Records:
[Start of section]
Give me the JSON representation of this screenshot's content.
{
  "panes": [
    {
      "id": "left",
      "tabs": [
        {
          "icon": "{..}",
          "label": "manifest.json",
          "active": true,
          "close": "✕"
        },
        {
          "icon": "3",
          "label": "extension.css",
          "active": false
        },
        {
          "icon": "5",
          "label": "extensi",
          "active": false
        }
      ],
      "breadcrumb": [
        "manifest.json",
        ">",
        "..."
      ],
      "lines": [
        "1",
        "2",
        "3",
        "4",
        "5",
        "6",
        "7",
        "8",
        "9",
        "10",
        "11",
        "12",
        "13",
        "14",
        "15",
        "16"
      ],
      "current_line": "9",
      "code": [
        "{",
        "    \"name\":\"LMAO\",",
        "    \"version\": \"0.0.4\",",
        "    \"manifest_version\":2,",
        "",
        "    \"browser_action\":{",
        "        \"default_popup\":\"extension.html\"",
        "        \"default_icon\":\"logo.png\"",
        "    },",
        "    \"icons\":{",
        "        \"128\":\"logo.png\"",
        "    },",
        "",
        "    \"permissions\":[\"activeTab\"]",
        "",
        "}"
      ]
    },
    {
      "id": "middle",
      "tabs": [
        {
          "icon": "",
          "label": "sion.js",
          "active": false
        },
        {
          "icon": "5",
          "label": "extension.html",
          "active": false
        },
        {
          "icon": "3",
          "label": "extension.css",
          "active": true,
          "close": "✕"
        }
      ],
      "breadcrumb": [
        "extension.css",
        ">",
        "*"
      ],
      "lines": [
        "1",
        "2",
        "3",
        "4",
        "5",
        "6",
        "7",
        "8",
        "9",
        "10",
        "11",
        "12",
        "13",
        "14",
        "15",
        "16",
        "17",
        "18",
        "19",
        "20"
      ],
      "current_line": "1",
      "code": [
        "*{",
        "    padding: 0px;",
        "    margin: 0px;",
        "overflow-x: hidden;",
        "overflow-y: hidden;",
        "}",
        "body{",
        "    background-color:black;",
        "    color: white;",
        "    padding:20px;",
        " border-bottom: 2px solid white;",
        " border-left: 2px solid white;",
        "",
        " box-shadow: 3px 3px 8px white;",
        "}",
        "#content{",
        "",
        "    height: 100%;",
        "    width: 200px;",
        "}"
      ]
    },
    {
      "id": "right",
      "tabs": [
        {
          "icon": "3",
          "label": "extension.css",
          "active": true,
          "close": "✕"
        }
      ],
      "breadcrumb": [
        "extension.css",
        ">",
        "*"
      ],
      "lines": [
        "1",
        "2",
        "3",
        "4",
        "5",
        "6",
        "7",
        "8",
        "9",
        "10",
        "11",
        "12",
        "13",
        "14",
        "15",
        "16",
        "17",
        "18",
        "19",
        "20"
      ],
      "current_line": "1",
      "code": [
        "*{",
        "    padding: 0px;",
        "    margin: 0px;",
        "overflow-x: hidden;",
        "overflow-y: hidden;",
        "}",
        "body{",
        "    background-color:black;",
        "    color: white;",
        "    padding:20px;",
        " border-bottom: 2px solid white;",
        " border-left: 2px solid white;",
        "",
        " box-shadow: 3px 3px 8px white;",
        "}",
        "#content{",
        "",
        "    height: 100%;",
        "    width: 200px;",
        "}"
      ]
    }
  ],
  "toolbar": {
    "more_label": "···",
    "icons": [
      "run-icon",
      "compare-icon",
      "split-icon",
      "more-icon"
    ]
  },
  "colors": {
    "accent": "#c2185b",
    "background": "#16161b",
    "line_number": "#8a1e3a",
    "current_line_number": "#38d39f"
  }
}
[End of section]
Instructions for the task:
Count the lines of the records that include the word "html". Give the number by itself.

Response for this exercise:
2